This is a timeline of the early history of computerized physician order entry, from 1971 through 2009.
- In 1971, Lockheed Martin developed the first CPOE system in the El Camino hospital in Mountain View, California. The system was rudimentary, with almost no clinical decision support, but it did allow physicians to quickly order medications with a few simple clicks.
- In 1984, the Regenstrief Institute implemented a CPOE at Wishard Memorial Hospital. This system required keyboard input, but had more decision support than the El Camino system. It allowed automatic reordering and alerts for known adverse interactions.
- In 1988, the LDS Hospital in Salt Lake came out with Health Evaluation through Logical Programming (HELP), a blood-product-specific CPOE system that added an additional "standing orders" feature, which automatically placed orders for specific procedures that were added over time. 
- From 1994 to 2004, commercial CPOE grew quickly. Cerner came out with Millenium, Eclipsys changed their E7000 line into SCM, Siemens launched InVision, Meditech announced Magic, Epic Systems released Epic, McKesson developed Horizon, and GE was just finishing Centricity. 

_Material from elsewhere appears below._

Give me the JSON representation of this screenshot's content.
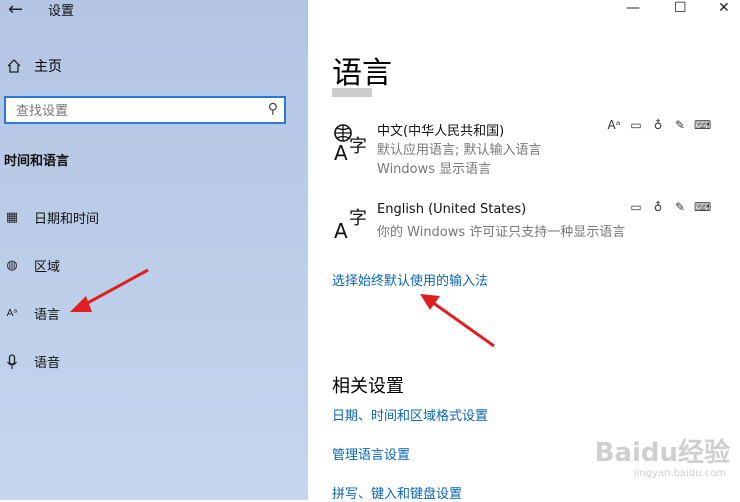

- However, as of 2009, less than 10% of the hospitals in the US had fully operational CPOE systems.